All and all. It seems that Hecate has always been with us in our television, Netflix, and Hulu screens. One must remember she is the Goddess of a Thousand Names. It seems now she has added further names to our world’s modern-day mythos. We have Marisol Vera, Hope Michaelson, and the mantle of the Supreme. And what they nobly have in common is that the witches in their universes look up to these characters with respect. Marisol was an Elder and the mother of the Charmed Ones and so her daughters look up to her and the wisdom she left behind the same way Goddess-worshippers revere the Divine Feminine that finds home among their altars. Hope Michaelson saved the day constantly during her season one debut, inspiring her classmates to embrace what makes them different among others. This is a remarkable influence, considering this is a school with attending vampires, werewolves, and witches. Lastly, everyone loved Cordelia Good and her rule as Supreme. She continues to expand her academy and recruiting young women coming into their abilities. This gives her the same admiration as Professor Xavier in the X-Men universe. In conclusion, Hecate’s name may be different but her powers, affinities, and guidance towards her witches has not changed. She continues to wink at us as these shows expand to further seasons starring these three powerful women. This brings to my attention that anything involving a witch, Hecate is not that far behind to appear.

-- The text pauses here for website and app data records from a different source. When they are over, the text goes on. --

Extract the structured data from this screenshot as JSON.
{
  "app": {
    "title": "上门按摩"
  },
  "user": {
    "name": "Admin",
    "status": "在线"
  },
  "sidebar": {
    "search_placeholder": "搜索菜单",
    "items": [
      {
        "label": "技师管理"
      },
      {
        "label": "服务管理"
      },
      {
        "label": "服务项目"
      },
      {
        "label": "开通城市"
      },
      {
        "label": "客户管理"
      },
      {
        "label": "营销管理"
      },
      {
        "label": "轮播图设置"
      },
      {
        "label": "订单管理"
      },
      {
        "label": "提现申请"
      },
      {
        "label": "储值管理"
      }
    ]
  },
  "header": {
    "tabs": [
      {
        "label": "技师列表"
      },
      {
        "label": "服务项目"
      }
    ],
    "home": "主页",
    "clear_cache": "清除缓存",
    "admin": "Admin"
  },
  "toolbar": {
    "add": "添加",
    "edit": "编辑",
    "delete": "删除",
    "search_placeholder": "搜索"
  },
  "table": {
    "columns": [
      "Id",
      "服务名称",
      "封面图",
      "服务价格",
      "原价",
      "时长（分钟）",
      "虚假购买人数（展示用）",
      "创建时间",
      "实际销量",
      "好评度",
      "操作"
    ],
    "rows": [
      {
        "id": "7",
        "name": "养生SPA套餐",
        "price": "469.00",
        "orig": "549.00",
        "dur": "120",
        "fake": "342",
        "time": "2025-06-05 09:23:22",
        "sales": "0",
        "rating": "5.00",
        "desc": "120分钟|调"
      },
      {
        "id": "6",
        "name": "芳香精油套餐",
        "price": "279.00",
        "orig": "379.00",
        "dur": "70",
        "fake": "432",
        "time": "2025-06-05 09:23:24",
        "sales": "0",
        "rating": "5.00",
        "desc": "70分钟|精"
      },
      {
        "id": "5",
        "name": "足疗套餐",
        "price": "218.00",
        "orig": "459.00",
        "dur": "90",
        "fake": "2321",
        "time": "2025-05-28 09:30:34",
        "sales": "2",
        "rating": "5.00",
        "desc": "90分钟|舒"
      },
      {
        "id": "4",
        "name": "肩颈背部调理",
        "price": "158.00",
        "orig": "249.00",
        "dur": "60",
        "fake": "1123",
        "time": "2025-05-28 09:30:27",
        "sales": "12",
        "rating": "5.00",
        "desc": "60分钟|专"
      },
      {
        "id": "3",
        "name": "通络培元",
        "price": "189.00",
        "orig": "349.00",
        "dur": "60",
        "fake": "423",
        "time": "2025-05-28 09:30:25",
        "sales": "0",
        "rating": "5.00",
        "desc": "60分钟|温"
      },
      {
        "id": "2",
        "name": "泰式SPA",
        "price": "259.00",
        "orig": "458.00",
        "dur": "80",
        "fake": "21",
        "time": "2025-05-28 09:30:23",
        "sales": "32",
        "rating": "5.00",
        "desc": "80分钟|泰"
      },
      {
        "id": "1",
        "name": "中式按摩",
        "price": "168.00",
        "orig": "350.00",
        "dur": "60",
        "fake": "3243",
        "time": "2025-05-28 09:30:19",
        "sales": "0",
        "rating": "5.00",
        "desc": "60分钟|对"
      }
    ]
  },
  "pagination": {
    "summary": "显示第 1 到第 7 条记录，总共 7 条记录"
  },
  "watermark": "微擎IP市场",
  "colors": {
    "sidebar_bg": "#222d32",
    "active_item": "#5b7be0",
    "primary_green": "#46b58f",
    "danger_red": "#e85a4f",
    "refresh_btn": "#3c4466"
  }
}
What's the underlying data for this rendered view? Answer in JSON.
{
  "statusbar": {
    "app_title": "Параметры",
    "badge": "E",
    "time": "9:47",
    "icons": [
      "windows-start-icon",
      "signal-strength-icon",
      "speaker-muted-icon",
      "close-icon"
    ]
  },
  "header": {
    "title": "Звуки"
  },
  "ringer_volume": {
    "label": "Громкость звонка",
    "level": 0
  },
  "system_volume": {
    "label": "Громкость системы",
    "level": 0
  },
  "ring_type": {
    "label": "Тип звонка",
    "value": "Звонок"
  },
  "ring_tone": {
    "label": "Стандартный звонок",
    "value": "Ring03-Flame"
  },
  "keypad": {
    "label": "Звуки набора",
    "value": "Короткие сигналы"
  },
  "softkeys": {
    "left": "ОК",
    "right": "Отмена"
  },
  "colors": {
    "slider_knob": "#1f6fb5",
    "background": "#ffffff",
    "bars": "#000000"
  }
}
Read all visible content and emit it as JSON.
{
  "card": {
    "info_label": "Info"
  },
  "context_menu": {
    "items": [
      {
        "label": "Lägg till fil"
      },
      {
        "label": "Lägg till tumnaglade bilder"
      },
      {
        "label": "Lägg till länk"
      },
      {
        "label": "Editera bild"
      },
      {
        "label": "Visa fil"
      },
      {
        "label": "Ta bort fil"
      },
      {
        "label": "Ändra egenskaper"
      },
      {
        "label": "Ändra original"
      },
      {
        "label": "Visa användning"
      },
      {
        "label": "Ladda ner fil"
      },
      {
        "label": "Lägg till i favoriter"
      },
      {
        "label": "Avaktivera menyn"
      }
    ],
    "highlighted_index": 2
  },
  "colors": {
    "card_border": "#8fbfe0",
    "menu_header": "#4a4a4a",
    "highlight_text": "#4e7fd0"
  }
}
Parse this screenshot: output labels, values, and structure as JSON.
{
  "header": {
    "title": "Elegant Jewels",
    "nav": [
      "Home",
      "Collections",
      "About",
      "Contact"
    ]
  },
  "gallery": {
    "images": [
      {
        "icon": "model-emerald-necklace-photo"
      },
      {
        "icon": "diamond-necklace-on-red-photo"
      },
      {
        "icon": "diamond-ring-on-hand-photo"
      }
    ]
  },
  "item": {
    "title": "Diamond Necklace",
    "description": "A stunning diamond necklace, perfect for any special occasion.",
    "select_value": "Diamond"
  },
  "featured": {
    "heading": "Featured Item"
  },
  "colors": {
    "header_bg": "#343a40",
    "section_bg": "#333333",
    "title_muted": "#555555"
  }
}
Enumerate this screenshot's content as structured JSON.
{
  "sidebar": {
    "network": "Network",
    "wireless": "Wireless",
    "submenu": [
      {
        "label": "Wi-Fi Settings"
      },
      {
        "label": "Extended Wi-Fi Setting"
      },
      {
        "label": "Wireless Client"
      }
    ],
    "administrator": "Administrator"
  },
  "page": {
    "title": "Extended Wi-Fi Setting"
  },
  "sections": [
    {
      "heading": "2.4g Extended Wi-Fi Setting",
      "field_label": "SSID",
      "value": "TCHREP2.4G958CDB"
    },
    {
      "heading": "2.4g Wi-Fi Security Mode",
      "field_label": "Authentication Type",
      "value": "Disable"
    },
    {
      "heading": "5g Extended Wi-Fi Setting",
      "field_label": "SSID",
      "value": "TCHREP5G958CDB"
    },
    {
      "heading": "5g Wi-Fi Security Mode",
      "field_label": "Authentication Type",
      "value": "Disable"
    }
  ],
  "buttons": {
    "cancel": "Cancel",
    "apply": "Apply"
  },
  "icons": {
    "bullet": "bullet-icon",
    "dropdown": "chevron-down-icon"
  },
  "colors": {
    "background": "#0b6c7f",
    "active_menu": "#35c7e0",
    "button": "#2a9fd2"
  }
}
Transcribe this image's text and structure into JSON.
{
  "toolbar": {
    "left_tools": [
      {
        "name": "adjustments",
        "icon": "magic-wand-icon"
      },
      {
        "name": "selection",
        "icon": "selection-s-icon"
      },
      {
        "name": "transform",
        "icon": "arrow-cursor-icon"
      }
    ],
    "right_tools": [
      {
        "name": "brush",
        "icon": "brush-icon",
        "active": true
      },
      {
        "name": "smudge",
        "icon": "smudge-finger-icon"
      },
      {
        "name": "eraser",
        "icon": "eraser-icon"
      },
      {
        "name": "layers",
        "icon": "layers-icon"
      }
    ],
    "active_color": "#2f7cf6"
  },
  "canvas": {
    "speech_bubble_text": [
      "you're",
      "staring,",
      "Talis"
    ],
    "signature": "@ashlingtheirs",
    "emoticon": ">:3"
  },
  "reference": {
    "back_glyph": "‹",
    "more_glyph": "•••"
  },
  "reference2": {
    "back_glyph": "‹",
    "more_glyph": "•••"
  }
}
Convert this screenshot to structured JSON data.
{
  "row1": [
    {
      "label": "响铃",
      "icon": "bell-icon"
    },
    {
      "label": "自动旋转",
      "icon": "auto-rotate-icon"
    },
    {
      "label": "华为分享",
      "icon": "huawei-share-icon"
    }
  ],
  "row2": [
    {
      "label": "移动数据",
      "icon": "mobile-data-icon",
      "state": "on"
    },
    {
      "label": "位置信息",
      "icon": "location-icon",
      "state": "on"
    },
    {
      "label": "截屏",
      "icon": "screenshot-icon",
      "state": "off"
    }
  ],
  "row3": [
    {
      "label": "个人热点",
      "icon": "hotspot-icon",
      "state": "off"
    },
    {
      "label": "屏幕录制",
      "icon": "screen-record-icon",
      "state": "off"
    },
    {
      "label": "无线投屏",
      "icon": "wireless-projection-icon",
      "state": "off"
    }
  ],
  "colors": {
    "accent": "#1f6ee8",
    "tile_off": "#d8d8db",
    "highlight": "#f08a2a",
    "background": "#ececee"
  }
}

Author: Artemis St. Moonchild of Silfren Circle
My path is eclectic. My patroness is Hecate, Mother of Witches, Queen of Angels, and I mostly work with Her in aspects regarding the World Soul (Soteria) and Liminal/Underworld Guardian of Change. However, I also work with other spirits as well, keeping my mind open to other ideologies and the concepts. I was raised in a magical household where my family practices Haitian Vodou, both original Yoruba and Catholic facets. Folks do get curious on how Hecate found me while being raised in a different culture and my only answer to them is to “experience the Crossroads, where anything can find you.” As a result, I ended up being exposed to the Magics and traditions of other cultures. Now everything attracts me. Everything interests me. It’s maddening. And I wouldn’t have any other way.